Written By: Angela Fieler, MPA, CMQ/OE, Senior Consultant

At the approach of a new year, many people reflect on the year that is ending to capture what went well and where there might be opportunities for improvement.  I was doing just that as I was wrapping gifts and I had an epiphany of sorts.  I take great pains to buy gifts that I hope my friends and family will both enjoy and use.  I wrap those gifts in beautiful paper, adding ribbons and bows to make the package that much more appealing.  And then, I slap a boring, if not down-right ugly label – you know, the kind you use on file folders – on what, as my husband pointed out, might otherwise be considered a work of art. 

My husband’s comment brought to mind a current coaching client, who may be the most emotionally intelligent person I have ever met.  His self-awareness is surpassed only by his eagerness to learn and his willingness to step outside his comfort zone to become the best version of himself possible.  And yet, during our coaching session, he often makes some self-denigrating statement, diminishing the progress he is making toward his goals.  He calls himself “Mr. Smiles” in reference to his belief that he doesn’t handle difficult situations well.  When I asked him about it, he said, “It’s just a silly little nickname I gave myself.”  He can’t see the potential damage he is doing to himself with that label.  The truth is, he is new to his leadership role and doesn’t have a lot of experience in dealing with difficult situations.  That doesn’t mean he can’t, it just means he doesn’t know-how.  But “Mr. Smiles” has convinced himself that this is a major short-coming he can’t overcome and his ugly label is helping to reinforce that belief.  If this goes on long enough, that label will become a self-fulfilling prophecy.
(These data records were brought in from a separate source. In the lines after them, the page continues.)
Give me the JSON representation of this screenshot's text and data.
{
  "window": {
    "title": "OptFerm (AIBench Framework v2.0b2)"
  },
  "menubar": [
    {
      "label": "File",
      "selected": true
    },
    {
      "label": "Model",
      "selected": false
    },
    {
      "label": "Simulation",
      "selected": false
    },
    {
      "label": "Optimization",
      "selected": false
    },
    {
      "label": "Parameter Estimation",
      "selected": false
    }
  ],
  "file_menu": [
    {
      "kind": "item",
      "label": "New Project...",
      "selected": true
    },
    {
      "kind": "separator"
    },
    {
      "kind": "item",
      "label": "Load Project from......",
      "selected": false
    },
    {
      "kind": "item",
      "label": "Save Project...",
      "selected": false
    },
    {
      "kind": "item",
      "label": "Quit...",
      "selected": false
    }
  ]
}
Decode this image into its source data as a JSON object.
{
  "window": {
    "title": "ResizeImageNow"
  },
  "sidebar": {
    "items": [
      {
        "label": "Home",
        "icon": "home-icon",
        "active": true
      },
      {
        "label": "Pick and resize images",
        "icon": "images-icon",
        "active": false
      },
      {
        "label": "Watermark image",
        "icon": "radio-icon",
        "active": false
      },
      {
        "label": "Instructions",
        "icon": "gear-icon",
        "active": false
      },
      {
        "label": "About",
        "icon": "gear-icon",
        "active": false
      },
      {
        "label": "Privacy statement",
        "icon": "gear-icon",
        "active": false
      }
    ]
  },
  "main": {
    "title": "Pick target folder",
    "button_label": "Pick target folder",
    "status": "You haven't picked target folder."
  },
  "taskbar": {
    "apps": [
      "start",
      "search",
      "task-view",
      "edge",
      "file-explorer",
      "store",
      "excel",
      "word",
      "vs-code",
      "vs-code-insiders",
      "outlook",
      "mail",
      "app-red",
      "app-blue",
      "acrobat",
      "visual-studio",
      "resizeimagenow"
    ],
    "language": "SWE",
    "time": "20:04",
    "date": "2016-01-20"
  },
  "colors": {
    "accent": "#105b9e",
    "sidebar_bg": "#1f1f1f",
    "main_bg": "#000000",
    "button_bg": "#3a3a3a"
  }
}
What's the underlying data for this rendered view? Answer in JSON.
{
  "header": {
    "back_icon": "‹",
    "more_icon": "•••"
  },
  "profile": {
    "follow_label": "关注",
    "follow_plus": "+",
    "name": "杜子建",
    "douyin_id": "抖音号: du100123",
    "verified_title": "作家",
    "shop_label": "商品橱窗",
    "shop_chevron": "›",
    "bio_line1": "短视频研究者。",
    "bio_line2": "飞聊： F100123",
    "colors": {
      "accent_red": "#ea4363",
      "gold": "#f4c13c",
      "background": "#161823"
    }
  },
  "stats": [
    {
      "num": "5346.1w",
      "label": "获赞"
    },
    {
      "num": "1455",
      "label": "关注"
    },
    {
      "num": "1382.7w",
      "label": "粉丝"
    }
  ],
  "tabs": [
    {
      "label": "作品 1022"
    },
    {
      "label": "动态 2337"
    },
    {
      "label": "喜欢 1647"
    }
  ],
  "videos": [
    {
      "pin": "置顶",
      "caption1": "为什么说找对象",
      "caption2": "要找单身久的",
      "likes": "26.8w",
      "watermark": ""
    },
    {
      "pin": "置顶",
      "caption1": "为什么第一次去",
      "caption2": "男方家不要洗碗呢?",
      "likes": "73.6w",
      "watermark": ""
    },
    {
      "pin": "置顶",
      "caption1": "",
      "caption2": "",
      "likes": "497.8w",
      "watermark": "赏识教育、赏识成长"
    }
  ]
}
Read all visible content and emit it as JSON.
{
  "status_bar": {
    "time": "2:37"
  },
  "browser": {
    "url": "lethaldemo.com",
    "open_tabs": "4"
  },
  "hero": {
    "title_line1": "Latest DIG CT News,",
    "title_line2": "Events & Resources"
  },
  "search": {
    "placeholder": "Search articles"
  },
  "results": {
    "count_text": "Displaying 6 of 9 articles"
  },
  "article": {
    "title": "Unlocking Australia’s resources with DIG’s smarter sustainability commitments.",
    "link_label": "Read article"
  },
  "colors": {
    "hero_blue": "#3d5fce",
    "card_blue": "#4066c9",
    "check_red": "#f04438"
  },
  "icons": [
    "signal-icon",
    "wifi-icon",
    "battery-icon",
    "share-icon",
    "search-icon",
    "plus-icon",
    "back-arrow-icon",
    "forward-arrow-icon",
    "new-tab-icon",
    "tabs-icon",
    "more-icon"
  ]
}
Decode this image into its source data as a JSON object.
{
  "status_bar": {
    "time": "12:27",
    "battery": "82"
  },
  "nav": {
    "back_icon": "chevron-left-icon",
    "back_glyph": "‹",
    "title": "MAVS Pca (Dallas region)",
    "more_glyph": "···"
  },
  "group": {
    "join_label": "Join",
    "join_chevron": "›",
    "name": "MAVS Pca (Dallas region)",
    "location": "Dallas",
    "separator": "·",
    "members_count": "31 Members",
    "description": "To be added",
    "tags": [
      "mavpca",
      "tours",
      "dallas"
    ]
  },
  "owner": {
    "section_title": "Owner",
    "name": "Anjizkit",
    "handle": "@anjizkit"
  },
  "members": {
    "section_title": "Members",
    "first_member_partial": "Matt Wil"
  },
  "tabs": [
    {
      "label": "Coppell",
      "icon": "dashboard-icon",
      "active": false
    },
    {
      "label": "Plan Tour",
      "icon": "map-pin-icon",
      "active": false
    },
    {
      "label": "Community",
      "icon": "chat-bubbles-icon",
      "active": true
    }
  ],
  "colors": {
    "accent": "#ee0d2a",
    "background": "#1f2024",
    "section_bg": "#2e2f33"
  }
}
Another of my coaching clients is struggling with how her team is dealing with changes that the newly hired team lead wants to implement.  One staff member, who was offered the team lead role and turned it down, seems to be having a particularly hard time.  My coaching client refers to this staff member as “the resistor.”  “The resistor” is someone who my client thought highly enough of to offer the team lead job.  True, that person opted not to take the job and may have other ideas about how things could be done, but that doesn’t mean her ideas are less valuable today than they were yesterday.  That “resistor” label is covering up everything else of value that this person brings to the table and is interfering with my coaching client’s ability to effectively address the issues underlying this person’s behavior. 

These are but two examples that serve as lessons from the field.  Before you go slapping a label of any kind on yourself or your team member, make a list of the positive attributes you or your teammate possess.  Then speak to yourself or that other person from a position of respect and appreciation about behaviors that you would like to see change.  If you aren’t sure you have the skills to do that, contact us at the Baird Group about leadership coaching and how we might help you honor yourself and your team for the people you are and the people you can become.